Task statement> While copying the entries exactly, leave out each picture they contain.

(Dataset rows for apps and sites)
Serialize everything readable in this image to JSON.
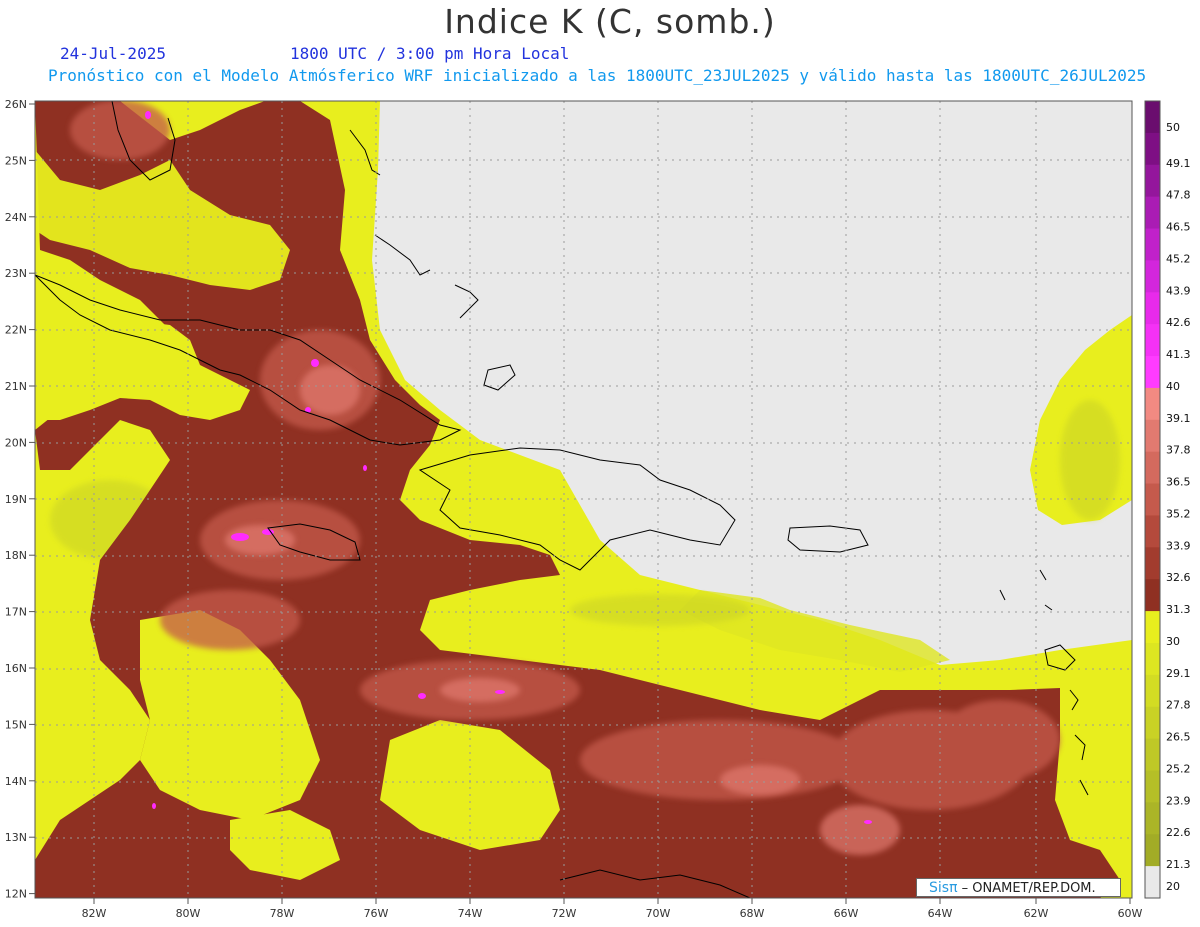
{
  "header": {
    "title": "Indice K (C, somb.)",
    "date": "24-Jul-2025",
    "utc_time": "1800 UTC / 3:00 pm Hora Local",
    "model_line": "Pronóstico con el Modelo Atmósferico WRF inicializado a las 1800UTC_23JUL2025 y válido hasta las  1800UTC_26JUL2025"
  },
  "axes": {
    "lat_labels": [
      "26N",
      "25N",
      "24N",
      "23N",
      "22N",
      "21N",
      "20N",
      "19N",
      "18N",
      "17N",
      "16N",
      "15N",
      "14N",
      "13N",
      "12N"
    ],
    "lon_labels": [
      "82W",
      "80W",
      "78W",
      "76W",
      "74W",
      "72W",
      "70W",
      "68W",
      "66W",
      "64W",
      "62W",
      "60W"
    ],
    "lat_range": [
      12,
      26
    ],
    "lon_range": [
      -83.2,
      -60
    ]
  },
  "colorbar": {
    "labels": [
      "50",
      "49.1",
      "47.8",
      "46.5",
      "45.2",
      "43.9",
      "42.6",
      "41.3",
      "40",
      "39.1",
      "37.8",
      "36.5",
      "35.2",
      "33.9",
      "32.6",
      "31.3",
      "30",
      "29.1",
      "27.8",
      "26.5",
      "25.2",
      "23.9",
      "22.6",
      "21.3",
      "20"
    ],
    "colors": [
      "#6a0d6e",
      "#7e0f84",
      "#94169c",
      "#aa1cb4",
      "#c021ca",
      "#d326dc",
      "#e82aeb",
      "#f531f6",
      "#ff3bff",
      "#f28a82",
      "#e27a70",
      "#d46a5e",
      "#c55a4c",
      "#b44a3c",
      "#a23c2e",
      "#8f3022",
      "#e8ee1e",
      "#dde621",
      "#d3dc23",
      "#c9d225",
      "#bfc826",
      "#b5bf27",
      "#abb527",
      "#a2ac26",
      "#e9e9e9"
    ]
  },
  "legend": {
    "brand": "Sisπ",
    "org": "– ONAMET/REP.DOM."
  },
  "palette": {
    "background": "#e9e9e9",
    "yellow": "#e8ee1e",
    "brown_dark": "#8f3022",
    "brown_mid": "#a84434",
    "pink": "#d97468",
    "magenta": "#ff2bff",
    "coast": "#000000"
  }
}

Exercise response>
Serialize everything readable in this image to JSON.
{
  "header": {
    "title": "Indice K (C, somb.)",
    "date": "24-Jul-2025",
    "utc_time": "1800 UTC / 3:00 pm Hora Local",
    "model_line": "Pronóstico con el Modelo Atmósferico WRF inicializado a las 1800UTC_23JUL2025 y válido hasta las  1800UTC_26JUL2025"
  },
  "axes": {
    "lat_labels": [
      "26N",
      "25N",
      "24N",
      "23N",
      "22N",
      "21N",
      "20N",
      "19N",
      "18N",
      "17N",
      "16N",
      "15N",
      "14N",
      "13N",
      "12N"
    ],
    "lon_labels": [
      "82W",
      "80W",
      "78W",
      "76W",
      "74W",
      "72W",
      "70W",
      "68W",
      "66W",
      "64W",
      "62W",
      "60W"
    ],
    "lat_range": [
      12,
      26
    ],
    "lon_range": [
      -83.2,
      -60
    ]
  },
  "colorbar": {
    "labels": [
      "50",
      "49.1",
      "47.8",
      "46.5",
      "45.2",
      "43.9",
      "42.6",
      "41.3",
      "40",
      "39.1",
      "37.8",
      "36.5",
      "35.2",
      "33.9",
      "32.6",
      "31.3",
      "30",
      "29.1",
      "27.8",
      "26.5",
      "25.2",
      "23.9",
      "22.6",
      "21.3",
      "20"
    ],
    "colors": [
      "#6a0d6e",
      "#7e0f84",
      "#94169c",
      "#aa1cb4",
      "#c021ca",
      "#d326dc",
      "#e82aeb",
      "#f531f6",
      "#ff3bff",
      "#f28a82",
      "#e27a70",
      "#d46a5e",
      "#c55a4c",
      "#b44a3c",
      "#a23c2e",
      "#8f3022",
      "#e8ee1e",
      "#dde621",
      "#d3dc23",
      "#c9d225",
      "#bfc826",
      "#b5bf27",
      "#abb527",
      "#a2ac26",
      "#e9e9e9"
    ]
  },
  "legend": {
    "brand": "Sisπ",
    "org": "– ONAMET/REP.DOM."
  },
  "palette": {
    "background": "#e9e9e9",
    "yellow": "#e8ee1e",
    "brown_dark": "#8f3022",
    "brown_mid": "#a84434",
    "pink": "#d97468",
    "magenta": "#ff2bff",
    "coast": "#000000"
  }
}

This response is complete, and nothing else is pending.